The JAE Conference closed with a contentious discussion of Kothari, Ramanna and Skinner’s paper “What Should GAAP Look Like?”  I have a lot to say about the substance of this and other papers, but that will have to wait for later posts.  (I will probably be posting about the conference for much of the coming week).  Top priority today is to address what the discussion means for FASRI’s role in fostering communication between standard setters and academics, and in what I now realize is an equally important and challenging goal: fostering communication among academics with differing perspectives.  There is clearly some tension between those who rely on a contracting perspective to advocate for conservatism and against fair value, and those who advocate for the FASB’s stated goals of neutrality and for more use of fair value than the contracting school thinks appropriate.

Midway through the Q&A, Ross Watts made an impassioned plea for less name-calling.  In particular, he was clearly upset about yet another instance of someone referring to the positions of contracting school as ‘religious’.  While the reference was clearly intended for humor, I understand Ross’s view.  I have heard many who side with the FASB on neutrality and fair value use the terms ‘religion,’ ‘religious wars,’ and demagoguery.   By the same token, I know that many who do not agree with FASB’s positions on these matters suggest that those who do are beholden to the FASB, have ‘drunk the Kool-Aid’ and the like.

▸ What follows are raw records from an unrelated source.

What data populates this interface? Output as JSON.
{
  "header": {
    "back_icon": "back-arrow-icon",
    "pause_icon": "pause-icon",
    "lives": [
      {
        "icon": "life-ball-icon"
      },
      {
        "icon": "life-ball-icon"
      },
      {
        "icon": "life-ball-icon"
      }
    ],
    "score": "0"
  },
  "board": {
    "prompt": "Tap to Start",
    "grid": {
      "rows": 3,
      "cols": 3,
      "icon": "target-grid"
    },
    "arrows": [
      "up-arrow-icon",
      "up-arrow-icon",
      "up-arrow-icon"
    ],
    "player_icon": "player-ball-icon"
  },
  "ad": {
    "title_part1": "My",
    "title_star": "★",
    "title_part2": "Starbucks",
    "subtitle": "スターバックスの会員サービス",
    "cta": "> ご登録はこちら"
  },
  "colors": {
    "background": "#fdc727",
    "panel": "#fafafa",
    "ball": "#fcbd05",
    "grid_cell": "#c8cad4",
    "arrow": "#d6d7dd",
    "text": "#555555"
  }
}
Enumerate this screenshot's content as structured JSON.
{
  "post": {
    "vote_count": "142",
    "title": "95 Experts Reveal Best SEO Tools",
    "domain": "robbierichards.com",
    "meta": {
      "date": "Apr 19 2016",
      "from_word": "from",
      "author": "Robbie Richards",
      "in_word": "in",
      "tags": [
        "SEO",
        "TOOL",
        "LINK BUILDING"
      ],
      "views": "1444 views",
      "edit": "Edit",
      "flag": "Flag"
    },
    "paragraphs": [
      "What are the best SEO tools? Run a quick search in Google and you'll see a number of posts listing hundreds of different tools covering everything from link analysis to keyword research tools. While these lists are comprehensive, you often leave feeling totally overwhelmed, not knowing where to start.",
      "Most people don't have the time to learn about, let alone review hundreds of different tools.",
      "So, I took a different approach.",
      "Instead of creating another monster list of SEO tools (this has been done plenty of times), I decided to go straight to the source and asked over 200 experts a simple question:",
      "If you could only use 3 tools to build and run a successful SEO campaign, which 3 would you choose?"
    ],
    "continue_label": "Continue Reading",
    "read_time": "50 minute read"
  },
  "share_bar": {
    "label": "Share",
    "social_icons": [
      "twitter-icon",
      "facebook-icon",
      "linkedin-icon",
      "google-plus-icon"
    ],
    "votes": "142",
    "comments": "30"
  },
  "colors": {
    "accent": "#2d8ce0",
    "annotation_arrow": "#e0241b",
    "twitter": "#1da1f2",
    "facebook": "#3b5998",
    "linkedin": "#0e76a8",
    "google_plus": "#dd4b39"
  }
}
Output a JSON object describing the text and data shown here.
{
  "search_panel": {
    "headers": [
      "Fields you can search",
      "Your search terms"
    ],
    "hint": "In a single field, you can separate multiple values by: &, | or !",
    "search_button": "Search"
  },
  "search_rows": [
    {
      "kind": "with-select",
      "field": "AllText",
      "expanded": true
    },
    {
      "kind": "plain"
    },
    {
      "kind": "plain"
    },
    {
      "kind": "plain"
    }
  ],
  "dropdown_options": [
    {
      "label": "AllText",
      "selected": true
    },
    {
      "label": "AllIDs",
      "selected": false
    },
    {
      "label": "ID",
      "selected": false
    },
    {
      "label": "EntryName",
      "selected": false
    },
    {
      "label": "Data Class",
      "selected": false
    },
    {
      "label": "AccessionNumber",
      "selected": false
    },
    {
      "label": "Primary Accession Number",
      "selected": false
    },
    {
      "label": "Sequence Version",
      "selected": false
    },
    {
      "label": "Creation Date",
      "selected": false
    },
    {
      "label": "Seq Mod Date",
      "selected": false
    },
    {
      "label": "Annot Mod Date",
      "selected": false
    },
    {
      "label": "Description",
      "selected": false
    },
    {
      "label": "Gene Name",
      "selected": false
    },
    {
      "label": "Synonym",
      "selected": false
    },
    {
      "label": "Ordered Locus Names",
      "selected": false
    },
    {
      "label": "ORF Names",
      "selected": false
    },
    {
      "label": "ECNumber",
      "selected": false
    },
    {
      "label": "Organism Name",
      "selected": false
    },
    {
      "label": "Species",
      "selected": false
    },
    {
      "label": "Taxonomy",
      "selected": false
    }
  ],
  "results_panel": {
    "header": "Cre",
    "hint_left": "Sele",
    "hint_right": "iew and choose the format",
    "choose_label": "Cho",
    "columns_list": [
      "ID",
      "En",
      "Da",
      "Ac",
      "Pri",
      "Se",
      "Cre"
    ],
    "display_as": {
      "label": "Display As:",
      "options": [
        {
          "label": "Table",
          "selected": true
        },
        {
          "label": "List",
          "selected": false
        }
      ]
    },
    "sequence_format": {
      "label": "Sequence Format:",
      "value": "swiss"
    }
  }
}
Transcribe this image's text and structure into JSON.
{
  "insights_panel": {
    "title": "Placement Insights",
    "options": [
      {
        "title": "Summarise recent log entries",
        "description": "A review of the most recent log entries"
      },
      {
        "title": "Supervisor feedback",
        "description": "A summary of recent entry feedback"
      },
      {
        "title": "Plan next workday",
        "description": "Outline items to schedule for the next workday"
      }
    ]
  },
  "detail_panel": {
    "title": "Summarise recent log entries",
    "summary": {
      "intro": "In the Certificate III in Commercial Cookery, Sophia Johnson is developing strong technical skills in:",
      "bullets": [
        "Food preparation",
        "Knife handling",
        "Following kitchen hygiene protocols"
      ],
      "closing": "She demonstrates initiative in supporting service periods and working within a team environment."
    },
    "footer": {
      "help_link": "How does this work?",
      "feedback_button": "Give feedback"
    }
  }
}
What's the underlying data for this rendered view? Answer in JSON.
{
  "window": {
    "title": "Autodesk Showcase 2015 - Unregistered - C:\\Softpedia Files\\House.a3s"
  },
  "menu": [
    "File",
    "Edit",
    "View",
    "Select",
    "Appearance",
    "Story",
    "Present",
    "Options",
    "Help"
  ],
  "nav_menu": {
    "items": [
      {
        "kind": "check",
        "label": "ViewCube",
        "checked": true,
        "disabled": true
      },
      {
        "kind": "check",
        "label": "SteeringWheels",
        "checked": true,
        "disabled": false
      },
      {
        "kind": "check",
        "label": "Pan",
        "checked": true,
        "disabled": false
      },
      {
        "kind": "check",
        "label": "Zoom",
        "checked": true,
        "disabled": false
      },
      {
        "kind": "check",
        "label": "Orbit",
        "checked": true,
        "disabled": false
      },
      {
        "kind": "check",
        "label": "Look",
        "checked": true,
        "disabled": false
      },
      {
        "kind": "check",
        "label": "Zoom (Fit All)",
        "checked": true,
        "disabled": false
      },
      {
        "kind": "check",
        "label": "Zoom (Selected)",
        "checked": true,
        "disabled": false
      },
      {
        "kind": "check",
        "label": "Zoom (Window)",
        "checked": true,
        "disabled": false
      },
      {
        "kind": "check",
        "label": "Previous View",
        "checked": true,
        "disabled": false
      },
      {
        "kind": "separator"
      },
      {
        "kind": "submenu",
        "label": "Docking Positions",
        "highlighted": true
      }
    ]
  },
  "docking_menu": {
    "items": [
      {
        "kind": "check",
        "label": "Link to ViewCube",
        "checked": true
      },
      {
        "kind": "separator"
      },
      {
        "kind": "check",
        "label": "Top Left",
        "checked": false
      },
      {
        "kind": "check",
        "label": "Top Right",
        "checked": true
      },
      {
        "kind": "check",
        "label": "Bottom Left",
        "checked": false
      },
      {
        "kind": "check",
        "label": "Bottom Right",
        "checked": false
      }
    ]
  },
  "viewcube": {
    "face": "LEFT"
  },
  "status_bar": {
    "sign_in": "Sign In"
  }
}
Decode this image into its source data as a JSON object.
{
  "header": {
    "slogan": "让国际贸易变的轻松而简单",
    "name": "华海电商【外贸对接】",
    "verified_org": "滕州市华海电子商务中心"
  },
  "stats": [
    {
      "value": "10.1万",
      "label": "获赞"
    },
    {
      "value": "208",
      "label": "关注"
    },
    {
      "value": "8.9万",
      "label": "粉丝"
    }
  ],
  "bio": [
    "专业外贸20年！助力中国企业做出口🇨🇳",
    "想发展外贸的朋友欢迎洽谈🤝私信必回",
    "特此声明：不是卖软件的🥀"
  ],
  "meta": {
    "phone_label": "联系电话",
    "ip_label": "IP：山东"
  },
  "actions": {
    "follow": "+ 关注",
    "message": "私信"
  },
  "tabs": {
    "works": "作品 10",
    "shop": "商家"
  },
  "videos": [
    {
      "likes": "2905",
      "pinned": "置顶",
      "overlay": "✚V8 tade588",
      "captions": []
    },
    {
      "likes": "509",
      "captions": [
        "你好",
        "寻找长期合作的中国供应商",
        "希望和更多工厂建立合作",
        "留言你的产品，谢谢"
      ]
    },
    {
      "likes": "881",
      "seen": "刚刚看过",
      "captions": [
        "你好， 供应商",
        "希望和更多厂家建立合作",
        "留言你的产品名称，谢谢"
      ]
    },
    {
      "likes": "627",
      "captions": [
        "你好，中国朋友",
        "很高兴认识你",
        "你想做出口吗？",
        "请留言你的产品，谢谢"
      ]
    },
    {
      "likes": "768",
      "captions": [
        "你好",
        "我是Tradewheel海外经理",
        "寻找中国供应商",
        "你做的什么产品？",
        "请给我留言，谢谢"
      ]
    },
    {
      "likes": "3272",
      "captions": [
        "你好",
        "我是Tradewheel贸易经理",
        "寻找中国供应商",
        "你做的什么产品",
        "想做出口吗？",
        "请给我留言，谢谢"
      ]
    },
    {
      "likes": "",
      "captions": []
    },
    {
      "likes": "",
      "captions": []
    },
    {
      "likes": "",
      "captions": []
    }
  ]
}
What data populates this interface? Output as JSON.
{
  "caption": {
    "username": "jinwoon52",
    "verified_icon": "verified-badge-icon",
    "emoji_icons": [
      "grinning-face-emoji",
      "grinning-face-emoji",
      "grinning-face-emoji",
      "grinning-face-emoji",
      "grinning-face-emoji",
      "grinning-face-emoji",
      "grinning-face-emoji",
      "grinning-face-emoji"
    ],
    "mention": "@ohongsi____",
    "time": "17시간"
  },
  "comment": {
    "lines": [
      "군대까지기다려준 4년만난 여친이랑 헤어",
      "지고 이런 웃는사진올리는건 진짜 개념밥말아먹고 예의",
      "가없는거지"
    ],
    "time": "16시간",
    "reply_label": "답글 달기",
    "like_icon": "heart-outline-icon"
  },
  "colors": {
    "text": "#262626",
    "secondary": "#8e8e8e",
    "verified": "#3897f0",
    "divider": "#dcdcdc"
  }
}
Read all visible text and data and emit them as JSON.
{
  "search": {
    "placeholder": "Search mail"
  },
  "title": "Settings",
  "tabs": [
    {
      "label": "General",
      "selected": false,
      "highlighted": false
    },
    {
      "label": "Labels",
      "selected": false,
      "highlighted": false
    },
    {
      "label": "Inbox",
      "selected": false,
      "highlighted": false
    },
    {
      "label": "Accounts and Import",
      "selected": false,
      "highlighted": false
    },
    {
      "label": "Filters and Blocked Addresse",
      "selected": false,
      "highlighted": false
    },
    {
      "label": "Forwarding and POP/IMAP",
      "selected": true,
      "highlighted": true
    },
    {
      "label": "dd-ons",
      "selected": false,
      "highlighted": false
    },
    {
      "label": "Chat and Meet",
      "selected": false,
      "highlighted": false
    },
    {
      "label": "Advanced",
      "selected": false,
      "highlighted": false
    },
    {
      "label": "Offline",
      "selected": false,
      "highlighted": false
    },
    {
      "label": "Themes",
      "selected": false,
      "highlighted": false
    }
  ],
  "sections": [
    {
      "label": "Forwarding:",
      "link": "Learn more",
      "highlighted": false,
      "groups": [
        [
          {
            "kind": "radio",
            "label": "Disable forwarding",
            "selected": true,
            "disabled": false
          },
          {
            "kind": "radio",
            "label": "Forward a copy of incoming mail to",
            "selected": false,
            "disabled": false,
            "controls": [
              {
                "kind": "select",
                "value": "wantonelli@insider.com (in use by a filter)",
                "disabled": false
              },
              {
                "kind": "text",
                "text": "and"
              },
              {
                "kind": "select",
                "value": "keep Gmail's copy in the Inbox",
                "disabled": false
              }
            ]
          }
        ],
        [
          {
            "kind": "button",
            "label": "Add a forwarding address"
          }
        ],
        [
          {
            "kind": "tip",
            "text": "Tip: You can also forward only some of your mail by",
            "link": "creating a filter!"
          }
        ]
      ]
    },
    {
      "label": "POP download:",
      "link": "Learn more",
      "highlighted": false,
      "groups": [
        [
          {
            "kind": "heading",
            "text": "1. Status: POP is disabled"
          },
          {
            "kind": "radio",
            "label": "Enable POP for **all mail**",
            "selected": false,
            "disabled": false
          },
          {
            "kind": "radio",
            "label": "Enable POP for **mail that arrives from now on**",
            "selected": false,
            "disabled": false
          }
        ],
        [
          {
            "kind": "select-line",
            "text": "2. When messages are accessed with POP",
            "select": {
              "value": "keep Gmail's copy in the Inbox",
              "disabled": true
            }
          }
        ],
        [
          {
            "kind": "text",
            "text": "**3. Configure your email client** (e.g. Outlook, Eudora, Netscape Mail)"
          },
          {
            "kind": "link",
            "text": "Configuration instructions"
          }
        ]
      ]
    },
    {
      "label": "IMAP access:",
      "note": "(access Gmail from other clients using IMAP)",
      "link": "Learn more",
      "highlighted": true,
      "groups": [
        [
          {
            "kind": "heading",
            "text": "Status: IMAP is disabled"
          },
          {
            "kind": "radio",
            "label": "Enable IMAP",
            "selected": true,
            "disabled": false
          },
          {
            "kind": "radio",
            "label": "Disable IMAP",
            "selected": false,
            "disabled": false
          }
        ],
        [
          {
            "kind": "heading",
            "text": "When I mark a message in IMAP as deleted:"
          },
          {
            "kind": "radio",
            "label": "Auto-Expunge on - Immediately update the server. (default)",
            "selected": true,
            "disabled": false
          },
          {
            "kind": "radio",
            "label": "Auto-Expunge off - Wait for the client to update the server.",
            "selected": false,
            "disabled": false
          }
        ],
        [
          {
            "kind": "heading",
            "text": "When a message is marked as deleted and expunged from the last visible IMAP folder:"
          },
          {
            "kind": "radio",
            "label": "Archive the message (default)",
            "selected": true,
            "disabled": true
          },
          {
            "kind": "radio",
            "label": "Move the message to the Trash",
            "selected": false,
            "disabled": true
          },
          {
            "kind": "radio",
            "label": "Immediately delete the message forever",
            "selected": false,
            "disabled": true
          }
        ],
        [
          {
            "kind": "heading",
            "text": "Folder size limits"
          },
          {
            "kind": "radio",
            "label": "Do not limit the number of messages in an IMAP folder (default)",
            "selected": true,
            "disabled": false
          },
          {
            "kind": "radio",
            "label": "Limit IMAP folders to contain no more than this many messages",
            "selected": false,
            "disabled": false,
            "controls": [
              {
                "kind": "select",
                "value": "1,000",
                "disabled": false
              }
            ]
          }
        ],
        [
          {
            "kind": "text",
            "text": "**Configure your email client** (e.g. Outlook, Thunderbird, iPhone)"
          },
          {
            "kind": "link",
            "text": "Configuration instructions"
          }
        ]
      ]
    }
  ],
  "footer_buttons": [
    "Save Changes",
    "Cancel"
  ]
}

I want to state unequivocally that FASRI has no interest in fostering partisanship, acrimony or name-calling.   Academics call upon a wide variety of methods and theories to form their views on ‘What GAAP should look like.” As long as we keep our discussions grounded in data and theory, I am confident we can agree to disagree, and maintain mutual respect.  On occasion, people might even modify their views.  However, I also understand that many academics who are not enamored of FASB’s actions might look upon FASRI’s usual audience with some suspicion, and assume that our purpose is to convert academics to pro-FASB views, and shut out opposition.  This suspicion leads directly to question in the title of this post, which was more a subtext to the Q&A than an explicit point of discussion, but a central issue for FASRI:

Is there any point in participating in FASRI if you don’t agree with the Conceptual Framework?

I raise the question because, before Ross spoke up, Mary Barth pointed out that the FASB and IASB are about to release the first two chapters of the new Conceptual Framework laying out the objectives of financial reporting and the qualitative characteristics of financial information. She noted that the old CF served as a constitution for decades, and the new one will govern standard setting for decades to come.

Given that the objective of financial reporting stated by KRS is not the one stated in the CF, what are standard setters to make of the paper? More generally, can research be helpful (and research with FASRI in particular) if you don’t agree with the Conceptual Framework.  I think the answer is a definite ‘yes.’ While the CF may be like a constitution, stated goals of neutrality seem to allow at least as much room for debate on implementation as bold statements regarding freedom of the press and the rights of the people to bear arms.  Positive evidence on the effects of conservatism and fair value would be quite likely to influence academics and standard setters, regardless of the CF.  Of course, we still face the challenge of standard setters and academics speaking very different languages; but this just means there is an additional stage of translation.

If you are interested in accounting standards, FASRI doesn’t care what positions you do and don’t hold.  As long as you are willing to ground your discussions in evidence and theory, and engage in polite (if spirited) discourse, JOIN US!

p.s. I’ll be posting shortly on next week’s roundtable (William Bratton, 11am ET Wed, Oct 14th), which is directly related to another key issue discussed today:  the role of the conceptual framework in the larger regulatory environment.  If you have never attended, that session should be a great introduction.  Or, join us this week for revenue recognition.